WHAT TO PRODUCE: Repeat each record below exactly, dropping the pictures.

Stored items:
Content starts

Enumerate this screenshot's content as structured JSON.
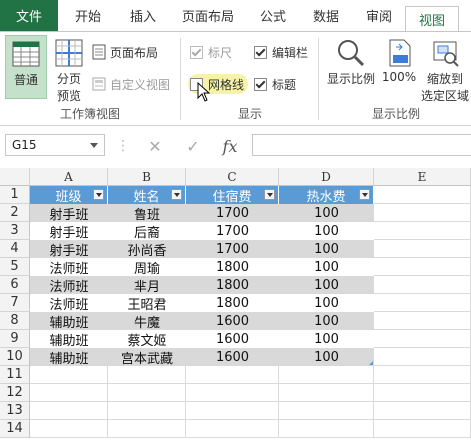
{
  "ribbon": {
    "tabs": [
      "文件",
      "开始",
      "插入",
      "页面布局",
      "公式",
      "数据",
      "审阅",
      "视图"
    ],
    "active_tab": "视图",
    "workbook_views": {
      "normal": "普通",
      "page_break_line1": "分页",
      "page_break_line2": "预览",
      "page_layout": "页面布局",
      "custom_views": "自定义视图",
      "group_label": "工作簿视图"
    },
    "show": {
      "ruler": "标尺",
      "formula_bar": "编辑栏",
      "gridlines": "网格线",
      "headings": "标题",
      "group_label": "显示"
    },
    "zoom": {
      "zoom": "显示比例",
      "hundred": "100%",
      "zoom_selection_line1": "缩放到",
      "zoom_selection_line2": "选定区域",
      "group_label": "显示比例"
    }
  },
  "formula_bar": {
    "name_box": "G15",
    "fx": "fx"
  },
  "sheet": {
    "columns": [
      "A",
      "B",
      "C",
      "D",
      "E"
    ],
    "row_numbers": [
      "1",
      "2",
      "3",
      "4",
      "5",
      "6",
      "7",
      "8",
      "9",
      "10",
      "11",
      "12",
      "13",
      "14"
    ],
    "headers": [
      "班级",
      "姓名",
      "住宿费",
      "热水费"
    ],
    "rows": [
      [
        "射手班",
        "鲁班",
        "1700",
        "100"
      ],
      [
        "射手班",
        "后裔",
        "1700",
        "100"
      ],
      [
        "射手班",
        "孙尚香",
        "1700",
        "100"
      ],
      [
        "法师班",
        "周瑜",
        "1800",
        "100"
      ],
      [
        "法师班",
        "芈月",
        "1800",
        "100"
      ],
      [
        "法师班",
        "王昭君",
        "1800",
        "100"
      ],
      [
        "辅助班",
        "牛魔",
        "1600",
        "100"
      ],
      [
        "辅助班",
        "蔡文姬",
        "1600",
        "100"
      ],
      [
        "辅助班",
        "宫本武藏",
        "1600",
        "100"
      ]
    ]
  },
  "colors": {
    "brand": "#217346",
    "table_header": "#5b9bd5",
    "band": "#d9d9d9"
  }
}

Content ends

TASK RESPONSE:
Enumerate this screenshot's content as structured JSON.
{
  "ribbon": {
    "tabs": [
      "文件",
      "开始",
      "插入",
      "页面布局",
      "公式",
      "数据",
      "审阅",
      "视图"
    ],
    "active_tab": "视图",
    "workbook_views": {
      "normal": "普通",
      "page_break_line1": "分页",
      "page_break_line2": "预览",
      "page_layout": "页面布局",
      "custom_views": "自定义视图",
      "group_label": "工作簿视图"
    },
    "show": {
      "ruler": "标尺",
      "formula_bar": "编辑栏",
      "gridlines": "网格线",
      "headings": "标题",
      "group_label": "显示"
    },
    "zoom": {
      "zoom": "显示比例",
      "hundred": "100%",
      "zoom_selection_line1": "缩放到",
      "zoom_selection_line2": "选定区域",
      "group_label": "显示比例"
    }
  },
  "formula_bar": {
    "name_box": "G15",
    "fx": "fx"
  },
  "sheet": {
    "columns": [
      "A",
      "B",
      "C",
      "D",
      "E"
    ],
    "row_numbers": [
      "1",
      "2",
      "3",
      "4",
      "5",
      "6",
      "7",
      "8",
      "9",
      "10",
      "11",
      "12",
      "13",
      "14"
    ],
    "headers": [
      "班级",
      "姓名",
      "住宿费",
      "热水费"
    ],
    "rows": [
      [
        "射手班",
        "鲁班",
        "1700",
        "100"
      ],
      [
        "射手班",
        "后裔",
        "1700",
        "100"
      ],
      [
        "射手班",
        "孙尚香",
        "1700",
        "100"
      ],
      [
        "法师班",
        "周瑜",
        "1800",
        "100"
      ],
      [
        "法师班",
        "芈月",
        "1800",
        "100"
      ],
      [
        "法师班",
        "王昭君",
        "1800",
        "100"
      ],
      [
        "辅助班",
        "牛魔",
        "1600",
        "100"
      ],
      [
        "辅助班",
        "蔡文姬",
        "1600",
        "100"
      ],
      [
        "辅助班",
        "宫本武藏",
        "1600",
        "100"
      ]
    ]
  },
  "colors": {
    "brand": "#217346",
    "table_header": "#5b9bd5",
    "band": "#d9d9d9"
  }
}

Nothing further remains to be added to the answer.